### SOURCE MATERIAL
◆ ◆ ◆ ◆
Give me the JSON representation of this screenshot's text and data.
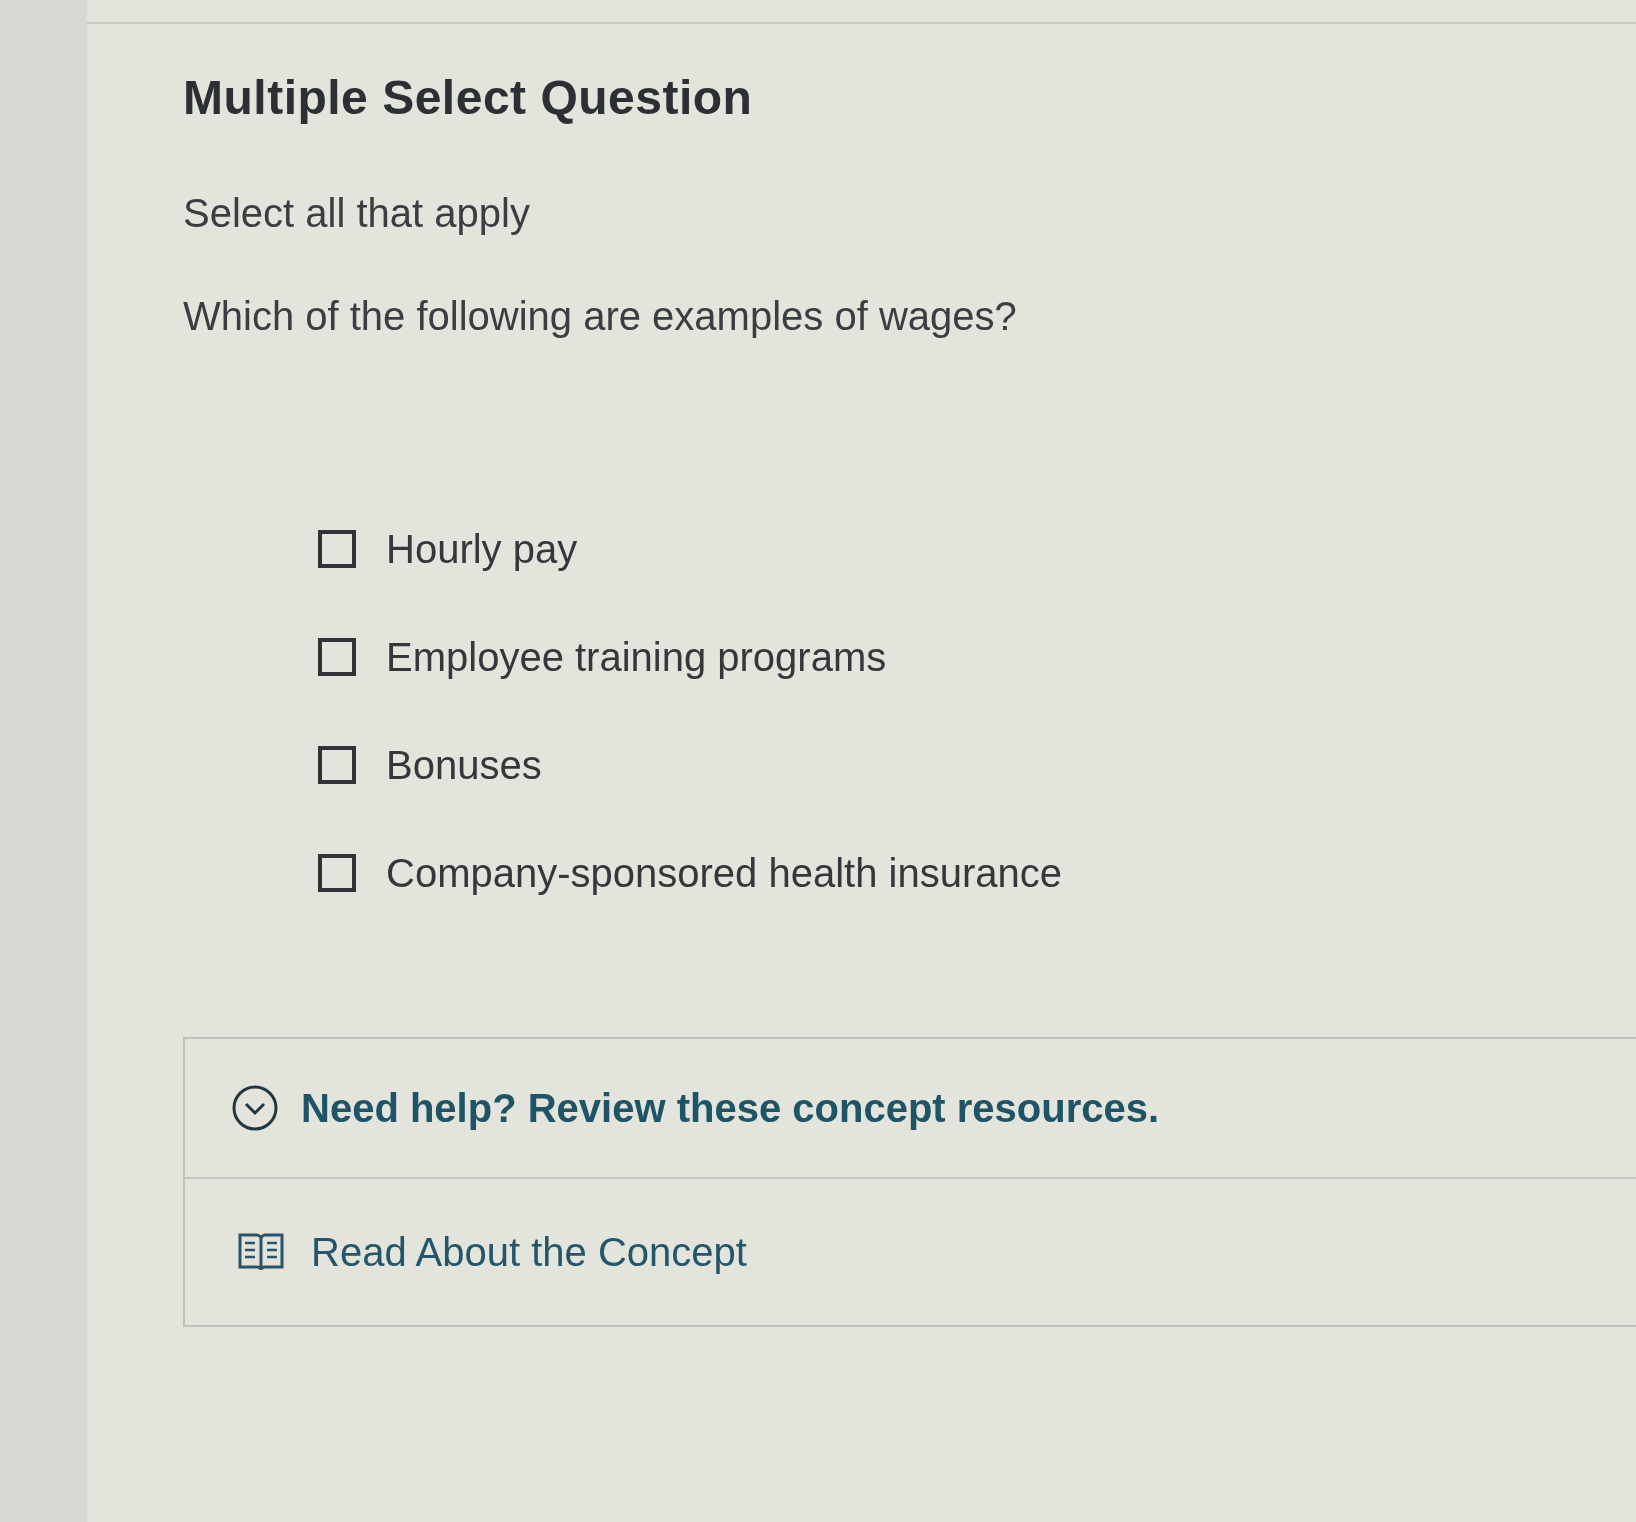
{
  "question": {
    "type_label": "Multiple Select Question",
    "instruction": "Select all that apply",
    "prompt": "Which of the following are examples of wages?"
  },
  "options": [
    {
      "label": "Hourly pay",
      "checked": false
    },
    {
      "label": "Employee training programs",
      "checked": false
    },
    {
      "label": "Bonuses",
      "checked": false
    },
    {
      "label": "Company-sponsored health insurance",
      "checked": false
    }
  ],
  "help": {
    "title": "Need help? Review these concept resources.",
    "expanded": false,
    "resources": [
      {
        "label": "Read About the Concept"
      }
    ]
  }
}
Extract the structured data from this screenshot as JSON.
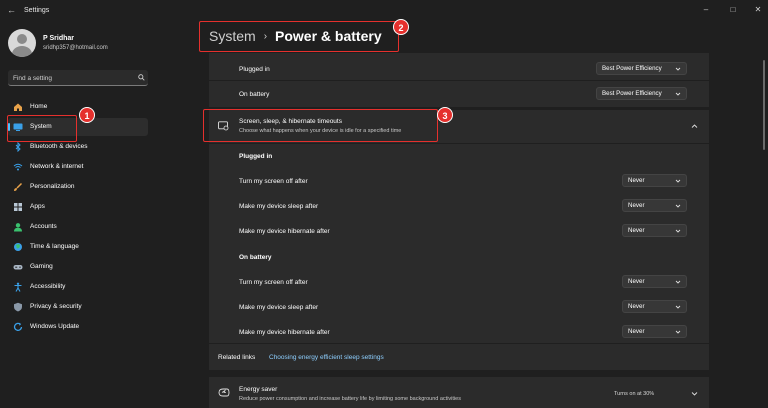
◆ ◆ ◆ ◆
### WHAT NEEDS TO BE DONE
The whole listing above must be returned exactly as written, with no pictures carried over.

### EXERCISE ANSWER
Give me the JSON representation of this screenshot's text and data.
{
  "question": {
    "type_label": "Multiple Select Question",
    "instruction": "Select all that apply",
    "prompt": "Which of the following are examples of wages?"
  },
  "options": [
    {
      "label": "Hourly pay",
      "checked": false
    },
    {
      "label": "Employee training programs",
      "checked": false
    },
    {
      "label": "Bonuses",
      "checked": false
    },
    {
      "label": "Company-sponsored health insurance",
      "checked": false
    }
  ],
  "help": {
    "title": "Need help? Review these concept resources.",
    "expanded": false,
    "resources": [
      {
        "label": "Read About the Concept"
      }
    ]
  }
}
Extract the structured data from this screenshot as JSON.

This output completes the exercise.